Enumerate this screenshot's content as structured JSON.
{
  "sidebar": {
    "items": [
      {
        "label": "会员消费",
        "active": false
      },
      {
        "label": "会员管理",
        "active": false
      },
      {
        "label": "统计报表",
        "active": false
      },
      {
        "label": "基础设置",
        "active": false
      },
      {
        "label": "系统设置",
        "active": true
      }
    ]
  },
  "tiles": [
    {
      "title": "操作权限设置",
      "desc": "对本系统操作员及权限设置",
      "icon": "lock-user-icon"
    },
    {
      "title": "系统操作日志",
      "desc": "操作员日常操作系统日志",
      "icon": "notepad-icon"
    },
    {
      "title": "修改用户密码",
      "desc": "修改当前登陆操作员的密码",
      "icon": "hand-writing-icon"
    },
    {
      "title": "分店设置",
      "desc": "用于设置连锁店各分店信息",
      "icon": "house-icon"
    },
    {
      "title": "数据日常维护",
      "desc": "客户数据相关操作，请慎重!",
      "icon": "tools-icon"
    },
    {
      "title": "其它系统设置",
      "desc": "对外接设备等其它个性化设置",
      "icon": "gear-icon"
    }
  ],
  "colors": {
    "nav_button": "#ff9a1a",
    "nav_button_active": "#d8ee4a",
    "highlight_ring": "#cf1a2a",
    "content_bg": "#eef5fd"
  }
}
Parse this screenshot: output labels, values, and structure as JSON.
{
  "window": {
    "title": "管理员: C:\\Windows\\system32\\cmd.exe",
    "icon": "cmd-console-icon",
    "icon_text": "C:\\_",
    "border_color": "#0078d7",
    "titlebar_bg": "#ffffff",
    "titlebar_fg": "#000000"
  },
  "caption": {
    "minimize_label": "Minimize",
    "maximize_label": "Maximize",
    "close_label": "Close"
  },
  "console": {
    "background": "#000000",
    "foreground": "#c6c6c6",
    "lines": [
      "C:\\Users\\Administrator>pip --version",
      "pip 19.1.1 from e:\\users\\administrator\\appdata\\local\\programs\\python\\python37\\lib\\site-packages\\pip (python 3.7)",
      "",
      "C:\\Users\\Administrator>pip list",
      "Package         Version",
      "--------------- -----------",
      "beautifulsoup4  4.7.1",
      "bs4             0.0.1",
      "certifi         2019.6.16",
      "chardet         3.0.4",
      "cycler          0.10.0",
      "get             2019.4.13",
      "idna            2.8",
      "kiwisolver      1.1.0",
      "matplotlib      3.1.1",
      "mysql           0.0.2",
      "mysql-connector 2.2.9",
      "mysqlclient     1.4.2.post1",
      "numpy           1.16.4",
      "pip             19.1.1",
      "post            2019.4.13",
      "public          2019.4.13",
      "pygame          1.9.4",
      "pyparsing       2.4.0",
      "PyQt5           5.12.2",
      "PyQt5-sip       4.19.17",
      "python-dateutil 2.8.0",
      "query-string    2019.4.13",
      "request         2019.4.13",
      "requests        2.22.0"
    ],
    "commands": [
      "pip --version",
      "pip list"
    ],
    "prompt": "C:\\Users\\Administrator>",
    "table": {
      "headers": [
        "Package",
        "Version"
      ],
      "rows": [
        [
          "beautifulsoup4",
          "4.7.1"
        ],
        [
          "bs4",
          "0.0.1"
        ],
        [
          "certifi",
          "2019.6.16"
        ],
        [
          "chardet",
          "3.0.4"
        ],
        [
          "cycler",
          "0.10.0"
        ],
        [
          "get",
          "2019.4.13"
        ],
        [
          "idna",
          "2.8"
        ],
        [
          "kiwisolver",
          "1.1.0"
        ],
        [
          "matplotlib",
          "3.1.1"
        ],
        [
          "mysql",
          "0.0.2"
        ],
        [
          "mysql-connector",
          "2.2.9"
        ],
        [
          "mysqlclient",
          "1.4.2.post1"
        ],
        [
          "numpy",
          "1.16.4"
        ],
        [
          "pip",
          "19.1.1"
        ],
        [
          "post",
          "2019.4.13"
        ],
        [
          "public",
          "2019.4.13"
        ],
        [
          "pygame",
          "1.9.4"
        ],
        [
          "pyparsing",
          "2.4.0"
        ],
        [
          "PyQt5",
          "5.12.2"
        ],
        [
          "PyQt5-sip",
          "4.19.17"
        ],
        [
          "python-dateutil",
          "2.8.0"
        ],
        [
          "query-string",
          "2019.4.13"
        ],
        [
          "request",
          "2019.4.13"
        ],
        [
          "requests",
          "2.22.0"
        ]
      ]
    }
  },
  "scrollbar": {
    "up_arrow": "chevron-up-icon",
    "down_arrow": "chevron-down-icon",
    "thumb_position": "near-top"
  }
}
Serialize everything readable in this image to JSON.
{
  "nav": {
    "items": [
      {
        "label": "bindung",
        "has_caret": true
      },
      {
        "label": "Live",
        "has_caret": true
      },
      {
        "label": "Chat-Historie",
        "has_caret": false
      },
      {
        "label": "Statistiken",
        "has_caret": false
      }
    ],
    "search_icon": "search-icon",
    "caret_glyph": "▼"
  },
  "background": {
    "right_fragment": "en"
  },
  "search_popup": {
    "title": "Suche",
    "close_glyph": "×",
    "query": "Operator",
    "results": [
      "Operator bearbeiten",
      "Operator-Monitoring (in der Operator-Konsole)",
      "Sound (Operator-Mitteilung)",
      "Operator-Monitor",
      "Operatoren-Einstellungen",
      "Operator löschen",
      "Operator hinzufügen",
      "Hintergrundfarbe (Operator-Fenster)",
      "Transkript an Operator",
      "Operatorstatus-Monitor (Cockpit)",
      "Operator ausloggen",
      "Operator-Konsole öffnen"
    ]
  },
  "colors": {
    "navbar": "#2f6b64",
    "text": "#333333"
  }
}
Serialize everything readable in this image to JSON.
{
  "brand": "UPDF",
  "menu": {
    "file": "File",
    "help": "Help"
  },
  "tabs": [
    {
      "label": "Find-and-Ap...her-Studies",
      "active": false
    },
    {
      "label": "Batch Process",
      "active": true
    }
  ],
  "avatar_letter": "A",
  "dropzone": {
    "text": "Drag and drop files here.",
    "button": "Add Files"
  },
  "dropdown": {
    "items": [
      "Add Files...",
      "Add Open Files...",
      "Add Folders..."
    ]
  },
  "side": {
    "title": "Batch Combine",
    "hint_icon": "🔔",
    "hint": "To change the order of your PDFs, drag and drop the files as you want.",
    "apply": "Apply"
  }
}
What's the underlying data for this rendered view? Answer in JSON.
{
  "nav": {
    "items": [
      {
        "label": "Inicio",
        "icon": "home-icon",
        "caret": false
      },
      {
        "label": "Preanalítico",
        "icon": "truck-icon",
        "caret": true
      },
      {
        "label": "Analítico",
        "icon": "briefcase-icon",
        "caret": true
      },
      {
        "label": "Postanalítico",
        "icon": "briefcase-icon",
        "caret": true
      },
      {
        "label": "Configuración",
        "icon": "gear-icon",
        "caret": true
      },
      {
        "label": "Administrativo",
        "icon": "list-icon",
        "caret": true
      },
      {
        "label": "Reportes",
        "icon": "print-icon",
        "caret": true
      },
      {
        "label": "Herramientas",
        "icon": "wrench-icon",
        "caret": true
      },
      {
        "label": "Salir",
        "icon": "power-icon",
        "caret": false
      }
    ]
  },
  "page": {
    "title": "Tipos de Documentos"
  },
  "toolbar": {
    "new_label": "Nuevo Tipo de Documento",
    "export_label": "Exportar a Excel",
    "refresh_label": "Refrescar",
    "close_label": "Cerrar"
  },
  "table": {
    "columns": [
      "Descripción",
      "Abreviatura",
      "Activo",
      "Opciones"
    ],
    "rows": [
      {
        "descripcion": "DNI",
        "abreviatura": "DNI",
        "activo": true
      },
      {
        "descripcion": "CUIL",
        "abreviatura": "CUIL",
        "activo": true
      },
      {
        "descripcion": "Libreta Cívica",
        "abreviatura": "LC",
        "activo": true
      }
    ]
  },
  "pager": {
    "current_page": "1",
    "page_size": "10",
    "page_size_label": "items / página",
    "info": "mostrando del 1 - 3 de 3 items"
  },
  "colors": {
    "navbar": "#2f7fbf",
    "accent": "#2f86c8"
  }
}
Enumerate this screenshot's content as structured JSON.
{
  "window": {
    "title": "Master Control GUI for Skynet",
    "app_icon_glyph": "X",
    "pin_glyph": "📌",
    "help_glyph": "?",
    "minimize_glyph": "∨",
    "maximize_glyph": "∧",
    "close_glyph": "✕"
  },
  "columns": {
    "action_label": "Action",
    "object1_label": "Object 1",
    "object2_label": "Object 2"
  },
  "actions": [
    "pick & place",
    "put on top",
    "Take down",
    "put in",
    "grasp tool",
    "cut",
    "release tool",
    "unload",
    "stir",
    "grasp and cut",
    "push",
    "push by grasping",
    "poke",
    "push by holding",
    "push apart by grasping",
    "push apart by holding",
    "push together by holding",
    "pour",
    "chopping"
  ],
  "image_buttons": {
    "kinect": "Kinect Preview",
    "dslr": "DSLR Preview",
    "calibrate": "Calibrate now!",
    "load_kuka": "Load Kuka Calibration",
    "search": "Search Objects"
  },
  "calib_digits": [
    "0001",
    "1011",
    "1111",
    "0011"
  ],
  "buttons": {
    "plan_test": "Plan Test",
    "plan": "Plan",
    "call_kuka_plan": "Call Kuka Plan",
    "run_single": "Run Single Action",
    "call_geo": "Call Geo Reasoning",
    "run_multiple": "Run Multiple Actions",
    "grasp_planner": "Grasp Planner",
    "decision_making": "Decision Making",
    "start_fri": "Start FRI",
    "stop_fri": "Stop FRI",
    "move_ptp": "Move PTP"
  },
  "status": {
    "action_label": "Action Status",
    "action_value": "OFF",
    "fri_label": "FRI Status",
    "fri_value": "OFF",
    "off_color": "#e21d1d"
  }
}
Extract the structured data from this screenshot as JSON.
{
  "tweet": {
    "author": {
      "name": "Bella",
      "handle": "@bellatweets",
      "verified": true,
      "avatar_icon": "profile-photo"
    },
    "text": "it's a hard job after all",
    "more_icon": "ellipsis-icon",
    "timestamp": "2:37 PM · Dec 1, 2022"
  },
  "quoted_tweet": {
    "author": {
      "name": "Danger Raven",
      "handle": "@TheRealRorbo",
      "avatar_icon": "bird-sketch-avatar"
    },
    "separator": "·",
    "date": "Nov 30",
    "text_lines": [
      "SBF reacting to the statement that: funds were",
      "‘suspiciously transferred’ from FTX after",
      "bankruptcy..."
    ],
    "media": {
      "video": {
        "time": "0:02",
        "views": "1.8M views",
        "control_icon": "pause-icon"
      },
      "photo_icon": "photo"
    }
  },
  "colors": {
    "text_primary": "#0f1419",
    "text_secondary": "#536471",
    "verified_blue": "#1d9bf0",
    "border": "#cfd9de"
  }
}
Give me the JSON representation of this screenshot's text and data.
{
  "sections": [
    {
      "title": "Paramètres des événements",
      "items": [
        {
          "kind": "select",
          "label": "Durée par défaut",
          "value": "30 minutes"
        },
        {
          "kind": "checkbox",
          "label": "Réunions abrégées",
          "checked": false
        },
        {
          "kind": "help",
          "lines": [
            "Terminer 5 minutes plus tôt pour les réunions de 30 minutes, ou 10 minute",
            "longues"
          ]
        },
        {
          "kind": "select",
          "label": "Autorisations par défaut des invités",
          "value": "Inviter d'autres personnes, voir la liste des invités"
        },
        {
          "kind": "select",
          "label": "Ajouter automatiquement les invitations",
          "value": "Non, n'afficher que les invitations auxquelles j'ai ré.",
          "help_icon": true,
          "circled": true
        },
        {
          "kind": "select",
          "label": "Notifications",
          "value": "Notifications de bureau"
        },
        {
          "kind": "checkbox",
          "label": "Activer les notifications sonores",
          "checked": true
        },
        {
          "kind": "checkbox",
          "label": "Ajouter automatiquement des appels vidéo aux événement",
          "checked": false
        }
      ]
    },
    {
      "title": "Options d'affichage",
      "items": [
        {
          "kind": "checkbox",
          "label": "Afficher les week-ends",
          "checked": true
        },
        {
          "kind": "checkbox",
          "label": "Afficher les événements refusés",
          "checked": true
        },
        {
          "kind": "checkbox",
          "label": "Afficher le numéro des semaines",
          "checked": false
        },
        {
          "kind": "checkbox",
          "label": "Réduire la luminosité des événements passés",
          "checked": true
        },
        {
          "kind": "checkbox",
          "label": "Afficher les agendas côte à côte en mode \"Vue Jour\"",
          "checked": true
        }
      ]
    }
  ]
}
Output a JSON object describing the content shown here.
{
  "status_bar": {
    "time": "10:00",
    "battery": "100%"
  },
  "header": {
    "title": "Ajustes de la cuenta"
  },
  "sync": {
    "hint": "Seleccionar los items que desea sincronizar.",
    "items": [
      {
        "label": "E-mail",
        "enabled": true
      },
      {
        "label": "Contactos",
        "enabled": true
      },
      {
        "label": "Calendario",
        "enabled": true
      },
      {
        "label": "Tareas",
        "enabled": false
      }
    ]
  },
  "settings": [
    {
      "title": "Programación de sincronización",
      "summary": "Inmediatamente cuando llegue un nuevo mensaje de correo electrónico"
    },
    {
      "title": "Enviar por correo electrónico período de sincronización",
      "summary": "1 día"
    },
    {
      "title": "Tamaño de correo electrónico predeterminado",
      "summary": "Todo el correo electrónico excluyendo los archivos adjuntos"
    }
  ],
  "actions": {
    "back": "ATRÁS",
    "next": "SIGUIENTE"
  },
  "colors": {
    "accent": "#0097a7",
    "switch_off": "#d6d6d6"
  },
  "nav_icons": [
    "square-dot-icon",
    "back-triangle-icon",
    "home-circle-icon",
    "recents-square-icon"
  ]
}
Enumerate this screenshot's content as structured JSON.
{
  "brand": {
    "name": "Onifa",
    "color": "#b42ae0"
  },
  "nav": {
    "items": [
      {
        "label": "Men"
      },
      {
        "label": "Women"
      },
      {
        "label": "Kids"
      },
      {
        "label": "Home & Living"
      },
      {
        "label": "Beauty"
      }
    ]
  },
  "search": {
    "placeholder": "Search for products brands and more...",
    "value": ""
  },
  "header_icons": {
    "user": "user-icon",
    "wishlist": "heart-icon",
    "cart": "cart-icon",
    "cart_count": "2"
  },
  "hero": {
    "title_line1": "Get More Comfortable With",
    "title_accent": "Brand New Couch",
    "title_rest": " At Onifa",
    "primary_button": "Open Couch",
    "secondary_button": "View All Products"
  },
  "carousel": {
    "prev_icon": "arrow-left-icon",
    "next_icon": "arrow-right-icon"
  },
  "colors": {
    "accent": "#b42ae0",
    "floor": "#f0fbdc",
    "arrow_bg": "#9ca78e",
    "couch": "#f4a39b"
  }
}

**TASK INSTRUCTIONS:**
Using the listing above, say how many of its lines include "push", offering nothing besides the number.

**OUTPUT FOR THIS EXERCISE:**
6